29 Moore KL. The Developing Human. 8th ed. Philadelphia, PA: Saunders; 2008:29.
30 Assessment Report for Ellaone. CHMP ASSESSMENT REPORT. http://www.ema.europa.eu/docs/en_GB/document_library/EPAR_-_Public_assessment_report/human/001027/WC500023673.pdf. 2009. Accessed February 24, 2012.
31 US Food and Drug Administration. Ella (ulipristal acetate) tablet prescribing information. http://www.accessdata.fda.gov/drugsatfda_docs/label/2010/022474s000lbl.pdf. November 26, 2012.
32 American Academy of Pediatrics. Emergency Contraception COMMITTEE ON ADOLESCENCE. Pediatrics. 2012; 130(1174).http://www.sbp.com.br/pdfs/POLICY_STATEMENT_Emergency_Contraception.pdf . Published online November 26, 2012.
33 Noé G et al., é et al., “Contraceptive Efficacy of Emergency Contraception with Levonorgestrel Given Before or After Ovulation,” Contraception 84.5 (November 2011):, 488. (cited in ncb…p.21 )
34 H. B. Croxatto et al., “Pituitary–Ovarian Function following the Standard Levonorgestrel Emergency Contraceptive Dose or a Single 0.75-mg Dose Given on the Days Preceding Ovulation,” Contraception 70 (2004): 442–450; W. M. Verpoest et al., “Relationship between Midcycle Luteinizing Hormone Surge Quality and Oocyte Fertilization,” Fertility and Sterility 2373.1 (January 2000): 75–77.
35 Peck R and Velez JR. The Postovulatory Mechanism of Action of Plan B: A Review of the Scientific Literature” The National Catholic Bioethics Quarterly Winter 2013. 1-35. http://ncbcenter.org/document.doc?id=584 accessed Jan 23, 2014.
36 E. G. Raymond et al., “Effect of the Yuzpe Regimen of Emergency Contraception on Markers of Endometrial Receptivity,” Human Reproduction 15.11 (November 2000): 2351–2355.
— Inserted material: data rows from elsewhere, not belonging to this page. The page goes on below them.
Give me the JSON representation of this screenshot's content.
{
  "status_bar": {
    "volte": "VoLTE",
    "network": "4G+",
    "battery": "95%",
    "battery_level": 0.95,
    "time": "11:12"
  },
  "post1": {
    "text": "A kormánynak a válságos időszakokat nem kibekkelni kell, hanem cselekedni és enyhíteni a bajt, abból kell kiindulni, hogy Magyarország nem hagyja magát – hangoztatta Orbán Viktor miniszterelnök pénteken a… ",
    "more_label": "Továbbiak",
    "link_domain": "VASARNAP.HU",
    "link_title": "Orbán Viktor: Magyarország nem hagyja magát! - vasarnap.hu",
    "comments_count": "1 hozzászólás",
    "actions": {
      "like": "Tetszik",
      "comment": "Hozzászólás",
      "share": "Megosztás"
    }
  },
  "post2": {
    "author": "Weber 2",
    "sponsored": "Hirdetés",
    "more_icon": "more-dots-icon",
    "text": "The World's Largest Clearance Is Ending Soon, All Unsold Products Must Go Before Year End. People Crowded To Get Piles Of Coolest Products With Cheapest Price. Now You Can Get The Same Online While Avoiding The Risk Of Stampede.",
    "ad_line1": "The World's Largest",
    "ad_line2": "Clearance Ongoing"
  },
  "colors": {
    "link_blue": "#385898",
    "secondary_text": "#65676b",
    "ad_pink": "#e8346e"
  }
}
37 Refs: Kahlenborn C et al. Postfertilization effect of hormonal emergency contraception. Annals Pharm 36(3) march 2002: 465-470.; Crockett SA, Harrison D DeCook J. Harsh C. Hormone contraceptives: controversies and clarifications. April 1999 available by emailing email@example.com
Translation by BMG